June 27, 2018
Scuba diving allows me to discover another, magical world. I was so lucky to meet dolphins, whales, sharks, octopuses and many more wonderful beings. It’s always a pleasure to find anemonefish. These busy little fish make me smile every time I encounter them. And little Nemo is populair among many people according to the statistics of my blogs ‘Finding Nemo in the Red Sea’ and ‘Finding Nemo in Dahab part 1’. Recently I was going through my many diving photos from Dahab and I found so many Nemo photos that a Finding Nemo in Dahab Egypt, part 2 was obvious.
Unfortunately the movie ‘Finding Nemo’ made clownfish popular aquarium pets. I think all wild animals, including all fish, should live in freedom, not in captivity. Nemo fish are actually clownfish or anemonefish. Anemonefish are named after the sea anemones in which they make their homes. There are 28 different species in many colors, such as pink, red, yellow, black, brown and multi-colored stripes. The largest anemonefish can reach a length of 15 centimeters, while the smallest are barely 7 centimeters long.
Anemonefish are found mainly around certain kinds of anemones, creatures that anchor themselves to the sea floor. They use their tentacles to attract food. The anemone’s tentacles have stinging cells called nematocysts that release a toxin when prey or predator touches it. Clownfish are omnivores, which means they eat meat and plants. Their diet typically consists of algae, zooplankton, worms and small crustaceans.

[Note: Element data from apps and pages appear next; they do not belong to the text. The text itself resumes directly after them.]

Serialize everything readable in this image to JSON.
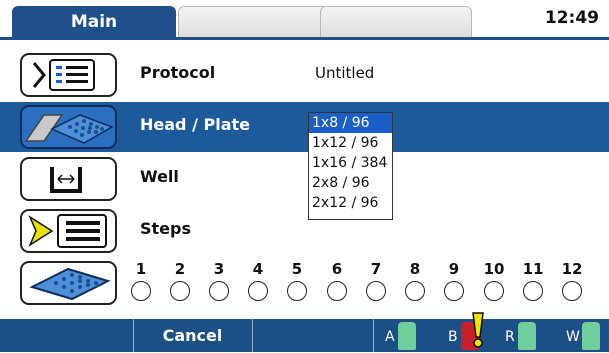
{
  "tabs": [
    {
      "label": "Main"
    },
    {
      "label": ""
    },
    {
      "label": ""
    }
  ],
  "clock": "12:49",
  "rows": [
    {
      "label": "Protocol",
      "value": "Untitled"
    },
    {
      "label": "Head / Plate",
      "value": ""
    },
    {
      "label": "Well",
      "value": ""
    },
    {
      "label": "Steps",
      "value": ""
    }
  ],
  "dropdown": {
    "options": [
      "1x8 / 96",
      "1x12 / 96",
      "1x16 / 384",
      "2x8 / 96",
      "2x12 / 96"
    ],
    "selected": "1x8 / 96"
  },
  "wells": [
    "1",
    "2",
    "3",
    "4",
    "5",
    "6",
    "7",
    "8",
    "9",
    "10",
    "11",
    "12"
  ],
  "bottom": {
    "cancel_label": "Cancel",
    "bottles": [
      {
        "label": "A",
        "color": "#6fcf9a"
      },
      {
        "label": "B",
        "color": "#c8202a",
        "alert": true
      },
      {
        "label": "R",
        "color": "#6fcf9a"
      },
      {
        "label": "W",
        "color": "#6fcf9a"
      }
    ]
  },
  "colors": {
    "accent": "#1c5a9c",
    "selection": "#1a5fc8"
  }
}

Little Nemo is an interesting fish: all anemonefish are hermaphrodites. National Geographic states that alle anemonefish are born male, but they have the ability to turn themselves female. Once they turned into females, they can’t go back to being male. Sometimes the change is made when mating. Two males will become mates and the larger, dominant fish will become the female. Anemonefish live in groups that are led by one dominant female. When she dies the dominant male will become a female to replace her. The largest of the smaller males will become the dominant male of the group.
It’s the male that takes care of the eggs. The eggs hatch in six to eight days. The larvae float away and spend about 10 days adrift. At that moment they are still transparant, only when they start to mature they will get the color of their species. The juveniles search for a host anemone. The first time they stay safely in their anemone. When they grow larger they will seek for food, but always within a a few meters from the anemone. Clownfish are not endangered. However, we are loosing our reefs and the loss of habitat puts the fish in danger, just as fishermen catching anemonefish to sell them as pets. Another reason why we have to take good care of our coral reefs.